Conclusions

For several decades now, the RBIE has been argued to play an important role in human behavior in general and psychological suffering in particular. Yet despite its widespread appeal, the results of this systematic review suggest that strong claims about its existence and role in psychological suffering are currently unsupported and thus far unwarranted. Indeed, at present, only preliminary evidence exists concerning the RBIE in adults and no strong evidence is available to draw conclusions about its role in the development and maintaince of psychological suffering in adults. We, therefore, recommend that more systematic research is conducted on the RBIE so that future work can better evaluate the relevance of this effect for our understanding of human behavior and psychological suffering.

Supplemental Information

Overview items PRISMA checklist

DOI: 10.7717/peerj.9496/supp-1

Summary of all the included studies

DOI: 10.7717/peerj.9496/supp-2

Judgement of the relevant domains of risks of bias for studies used to answer Research Question 1

DOI: 10.7717/peerj.9496/supp-3

Judgement of the relevant domains of risks of bias for studies used to answer Research Question 2

DOI: 10.7717/peerj.9496/supp-4

Systematic review contribution and rationale

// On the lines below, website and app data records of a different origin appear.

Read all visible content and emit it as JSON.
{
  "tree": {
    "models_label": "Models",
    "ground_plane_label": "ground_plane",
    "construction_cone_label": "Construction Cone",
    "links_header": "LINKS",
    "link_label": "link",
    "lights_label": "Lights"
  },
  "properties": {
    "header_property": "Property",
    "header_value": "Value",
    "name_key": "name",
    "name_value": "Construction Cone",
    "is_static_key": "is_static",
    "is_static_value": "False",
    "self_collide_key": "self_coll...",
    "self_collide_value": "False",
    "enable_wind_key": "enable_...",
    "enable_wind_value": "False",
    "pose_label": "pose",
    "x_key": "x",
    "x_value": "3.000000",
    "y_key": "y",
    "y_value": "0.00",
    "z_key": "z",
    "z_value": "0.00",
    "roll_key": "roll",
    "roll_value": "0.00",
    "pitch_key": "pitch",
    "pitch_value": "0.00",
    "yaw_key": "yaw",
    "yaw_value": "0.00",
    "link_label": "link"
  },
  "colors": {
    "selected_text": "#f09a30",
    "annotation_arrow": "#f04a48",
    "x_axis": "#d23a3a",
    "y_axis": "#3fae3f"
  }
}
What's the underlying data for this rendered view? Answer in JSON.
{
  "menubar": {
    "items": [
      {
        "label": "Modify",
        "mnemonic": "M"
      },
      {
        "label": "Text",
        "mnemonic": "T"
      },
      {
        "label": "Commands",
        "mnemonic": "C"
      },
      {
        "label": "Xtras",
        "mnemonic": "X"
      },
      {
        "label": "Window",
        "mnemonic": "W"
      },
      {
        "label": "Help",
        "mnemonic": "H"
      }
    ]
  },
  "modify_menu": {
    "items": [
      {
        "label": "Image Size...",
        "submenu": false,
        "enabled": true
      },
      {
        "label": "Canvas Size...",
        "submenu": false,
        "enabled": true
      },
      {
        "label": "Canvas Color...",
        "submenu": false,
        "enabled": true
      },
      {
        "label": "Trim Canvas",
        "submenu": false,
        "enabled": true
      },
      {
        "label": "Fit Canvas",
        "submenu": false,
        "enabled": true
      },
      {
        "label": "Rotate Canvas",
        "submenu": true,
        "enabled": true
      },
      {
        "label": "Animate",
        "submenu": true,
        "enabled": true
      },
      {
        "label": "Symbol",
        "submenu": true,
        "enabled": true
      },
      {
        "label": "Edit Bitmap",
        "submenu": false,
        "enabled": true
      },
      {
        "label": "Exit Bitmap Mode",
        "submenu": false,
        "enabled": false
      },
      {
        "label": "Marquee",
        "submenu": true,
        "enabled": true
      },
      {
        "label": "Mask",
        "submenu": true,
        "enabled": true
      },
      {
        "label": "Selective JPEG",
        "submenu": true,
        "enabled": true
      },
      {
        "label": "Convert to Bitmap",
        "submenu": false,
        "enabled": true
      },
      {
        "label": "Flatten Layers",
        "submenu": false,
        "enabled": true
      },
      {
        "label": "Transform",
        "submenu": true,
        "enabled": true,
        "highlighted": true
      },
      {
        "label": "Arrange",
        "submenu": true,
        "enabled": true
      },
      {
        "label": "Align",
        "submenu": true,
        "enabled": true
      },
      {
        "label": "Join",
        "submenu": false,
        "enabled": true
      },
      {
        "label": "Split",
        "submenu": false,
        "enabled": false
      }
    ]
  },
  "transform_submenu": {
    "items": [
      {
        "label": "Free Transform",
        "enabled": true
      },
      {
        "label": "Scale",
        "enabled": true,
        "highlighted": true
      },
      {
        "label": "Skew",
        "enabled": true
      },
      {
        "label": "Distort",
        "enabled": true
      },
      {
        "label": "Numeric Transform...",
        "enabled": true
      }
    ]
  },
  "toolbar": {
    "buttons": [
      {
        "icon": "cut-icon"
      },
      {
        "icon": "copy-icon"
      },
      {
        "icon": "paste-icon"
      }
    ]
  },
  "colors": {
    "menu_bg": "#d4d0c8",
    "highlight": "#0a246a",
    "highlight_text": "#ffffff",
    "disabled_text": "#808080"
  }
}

DOI: 10.7717/peerj.9496/supp-5
Within the behavioral-analytic literature terms such as instructions and rules are often used interchangeably. Yet it is important to note that they are descriptive and not functional-analytical terms, given that they did not emerge from inductive, functional-analytic research. As such, in the current manuscript we will use them interchangeably as a way to orient the reader toward a specific class of verbal stimuli.
These contingencies can refer to other contingencies in the environment as well as those specified by a rule.
Note that we did not use the schizophrenic patients group from the Monestès et al. (2014) study to address our second research question because it had fewer than ten participants within each experimental group.